[Element data from apps and pages]
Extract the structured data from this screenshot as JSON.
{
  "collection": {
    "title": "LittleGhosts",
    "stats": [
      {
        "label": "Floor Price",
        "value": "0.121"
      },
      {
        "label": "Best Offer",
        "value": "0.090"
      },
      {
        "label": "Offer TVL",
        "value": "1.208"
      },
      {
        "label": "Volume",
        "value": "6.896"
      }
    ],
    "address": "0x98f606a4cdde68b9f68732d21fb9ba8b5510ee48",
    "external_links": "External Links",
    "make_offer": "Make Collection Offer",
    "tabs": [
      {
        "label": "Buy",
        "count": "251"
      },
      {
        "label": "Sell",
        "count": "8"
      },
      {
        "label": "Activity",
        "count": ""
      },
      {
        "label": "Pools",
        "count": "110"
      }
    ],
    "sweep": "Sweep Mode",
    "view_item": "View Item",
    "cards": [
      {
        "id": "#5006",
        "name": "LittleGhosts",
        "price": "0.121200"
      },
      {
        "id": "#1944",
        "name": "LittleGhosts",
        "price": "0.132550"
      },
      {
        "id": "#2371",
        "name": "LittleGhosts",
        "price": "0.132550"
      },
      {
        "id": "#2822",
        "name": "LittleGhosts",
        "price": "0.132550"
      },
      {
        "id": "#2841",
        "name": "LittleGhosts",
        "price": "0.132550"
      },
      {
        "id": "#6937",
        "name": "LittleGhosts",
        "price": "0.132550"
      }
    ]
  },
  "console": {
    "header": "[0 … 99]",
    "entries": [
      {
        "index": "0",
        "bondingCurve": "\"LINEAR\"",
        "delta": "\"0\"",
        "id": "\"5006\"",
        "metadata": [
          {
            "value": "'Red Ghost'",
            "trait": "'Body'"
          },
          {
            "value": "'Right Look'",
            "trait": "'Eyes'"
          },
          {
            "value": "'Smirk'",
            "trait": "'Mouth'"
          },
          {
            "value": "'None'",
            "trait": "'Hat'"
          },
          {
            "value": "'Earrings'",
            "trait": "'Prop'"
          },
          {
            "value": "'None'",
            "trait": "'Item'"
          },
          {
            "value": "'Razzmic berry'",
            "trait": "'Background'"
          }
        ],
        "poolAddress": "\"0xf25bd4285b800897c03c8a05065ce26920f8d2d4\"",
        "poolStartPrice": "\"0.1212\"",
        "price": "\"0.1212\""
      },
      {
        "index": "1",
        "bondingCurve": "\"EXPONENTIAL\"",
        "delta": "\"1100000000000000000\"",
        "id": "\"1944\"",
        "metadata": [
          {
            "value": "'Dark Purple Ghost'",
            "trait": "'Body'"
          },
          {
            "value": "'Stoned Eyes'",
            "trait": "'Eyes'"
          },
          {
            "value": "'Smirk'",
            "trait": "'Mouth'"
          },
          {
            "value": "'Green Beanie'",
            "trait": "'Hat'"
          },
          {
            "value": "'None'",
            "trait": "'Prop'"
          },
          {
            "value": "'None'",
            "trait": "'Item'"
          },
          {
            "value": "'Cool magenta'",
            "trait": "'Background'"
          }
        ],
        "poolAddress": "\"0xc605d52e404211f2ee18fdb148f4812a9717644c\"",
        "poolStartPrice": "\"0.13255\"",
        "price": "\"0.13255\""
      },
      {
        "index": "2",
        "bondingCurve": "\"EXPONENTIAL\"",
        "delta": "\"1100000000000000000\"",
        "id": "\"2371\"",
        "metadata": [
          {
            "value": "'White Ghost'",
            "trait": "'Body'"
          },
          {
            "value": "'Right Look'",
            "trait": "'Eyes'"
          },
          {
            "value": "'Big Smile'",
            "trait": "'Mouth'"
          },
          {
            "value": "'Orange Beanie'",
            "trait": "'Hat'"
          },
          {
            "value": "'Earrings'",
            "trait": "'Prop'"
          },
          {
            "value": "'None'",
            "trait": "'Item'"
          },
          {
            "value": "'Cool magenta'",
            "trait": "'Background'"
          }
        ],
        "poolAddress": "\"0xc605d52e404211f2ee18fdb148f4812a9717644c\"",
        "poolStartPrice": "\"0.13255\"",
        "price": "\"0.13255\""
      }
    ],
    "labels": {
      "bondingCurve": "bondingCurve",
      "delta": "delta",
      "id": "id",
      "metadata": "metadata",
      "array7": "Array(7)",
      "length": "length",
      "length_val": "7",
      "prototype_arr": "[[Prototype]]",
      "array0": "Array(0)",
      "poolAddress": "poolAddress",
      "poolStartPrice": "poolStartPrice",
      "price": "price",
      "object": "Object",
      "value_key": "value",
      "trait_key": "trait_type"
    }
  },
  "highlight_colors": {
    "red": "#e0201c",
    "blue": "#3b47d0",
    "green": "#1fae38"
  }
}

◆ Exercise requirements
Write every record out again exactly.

◆ Task result
Extract the structured data from this screenshot as JSON.
{
  "collection": {
    "title": "LittleGhosts",
    "stats": [
      {
        "label": "Floor Price",
        "value": "0.121"
      },
      {
        "label": "Best Offer",
        "value": "0.090"
      },
      {
        "label": "Offer TVL",
        "value": "1.208"
      },
      {
        "label": "Volume",
        "value": "6.896"
      }
    ],
    "address": "0x98f606a4cdde68b9f68732d21fb9ba8b5510ee48",
    "external_links": "External Links",
    "make_offer": "Make Collection Offer",
    "tabs": [
      {
        "label": "Buy",
        "count": "251"
      },
      {
        "label": "Sell",
        "count": "8"
      },
      {
        "label": "Activity",
        "count": ""
      },
      {
        "label": "Pools",
        "count": "110"
      }
    ],
    "sweep": "Sweep Mode",
    "view_item": "View Item",
    "cards": [
      {
        "id": "#5006",
        "name": "LittleGhosts",
        "price": "0.121200"
      },
      {
        "id": "#1944",
        "name": "LittleGhosts",
        "price": "0.132550"
      },
      {
        "id": "#2371",
        "name": "LittleGhosts",
        "price": "0.132550"
      },
      {
        "id": "#2822",
        "name": "LittleGhosts",
        "price": "0.132550"
      },
      {
        "id": "#2841",
        "name": "LittleGhosts",
        "price": "0.132550"
      },
      {
        "id": "#6937",
        "name": "LittleGhosts",
        "price": "0.132550"
      }
    ]
  },
  "console": {
    "header": "[0 … 99]",
    "entries": [
      {
        "index": "0",
        "bondingCurve": "\"LINEAR\"",
        "delta": "\"0\"",
        "id": "\"5006\"",
        "metadata": [
          {
            "value": "'Red Ghost'",
            "trait": "'Body'"
          },
          {
            "value": "'Right Look'",
            "trait": "'Eyes'"
          },
          {
            "value": "'Smirk'",
            "trait": "'Mouth'"
          },
          {
            "value": "'None'",
            "trait": "'Hat'"
          },
          {
            "value": "'Earrings'",
            "trait": "'Prop'"
          },
          {
            "value": "'None'",
            "trait": "'Item'"
          },
          {
            "value": "'Razzmic berry'",
            "trait": "'Background'"
          }
        ],
        "poolAddress": "\"0xf25bd4285b800897c03c8a05065ce26920f8d2d4\"",
        "poolStartPrice": "\"0.1212\"",
        "price": "\"0.1212\""
      },
      {
        "index": "1",
        "bondingCurve": "\"EXPONENTIAL\"",
        "delta": "\"1100000000000000000\"",
        "id": "\"1944\"",
        "metadata": [
          {
            "value": "'Dark Purple Ghost'",
            "trait": "'Body'"
          },
          {
            "value": "'Stoned Eyes'",
            "trait": "'Eyes'"
          },
          {
            "value": "'Smirk'",
            "trait": "'Mouth'"
          },
          {
            "value": "'Green Beanie'",
            "trait": "'Hat'"
          },
          {
            "value": "'None'",
            "trait": "'Prop'"
          },
          {
            "value": "'None'",
            "trait": "'Item'"
          },
          {
            "value": "'Cool magenta'",
            "trait": "'Background'"
          }
        ],
        "poolAddress": "\"0xc605d52e404211f2ee18fdb148f4812a9717644c\"",
        "poolStartPrice": "\"0.13255\"",
        "price": "\"0.13255\""
      },
      {
        "index": "2",
        "bondingCurve": "\"EXPONENTIAL\"",
        "delta": "\"1100000000000000000\"",
        "id": "\"2371\"",
        "metadata": [
          {
            "value": "'White Ghost'",
            "trait": "'Body'"
          },
          {
            "value": "'Right Look'",
            "trait": "'Eyes'"
          },
          {
            "value": "'Big Smile'",
            "trait": "'Mouth'"
          },
          {
            "value": "'Orange Beanie'",
            "trait": "'Hat'"
          },
          {
            "value": "'Earrings'",
            "trait": "'Prop'"
          },
          {
            "value": "'None'",
            "trait": "'Item'"
          },
          {
            "value": "'Cool magenta'",
            "trait": "'Background'"
          }
        ],
        "poolAddress": "\"0xc605d52e404211f2ee18fdb148f4812a9717644c\"",
        "poolStartPrice": "\"0.13255\"",
        "price": "\"0.13255\""
      }
    ],
    "labels": {
      "bondingCurve": "bondingCurve",
      "delta": "delta",
      "id": "id",
      "metadata": "metadata",
      "array7": "Array(7)",
      "length": "length",
      "length_val": "7",
      "prototype_arr": "[[Prototype]]",
      "array0": "Array(0)",
      "poolAddress": "poolAddress",
      "poolStartPrice": "poolStartPrice",
      "price": "price",
      "object": "Object",
      "value_key": "value",
      "trait_key": "trait_type"
    }
  },
  "highlight_colors": {
    "red": "#e0201c",
    "blue": "#3b47d0",
    "green": "#1fae38"
  }
}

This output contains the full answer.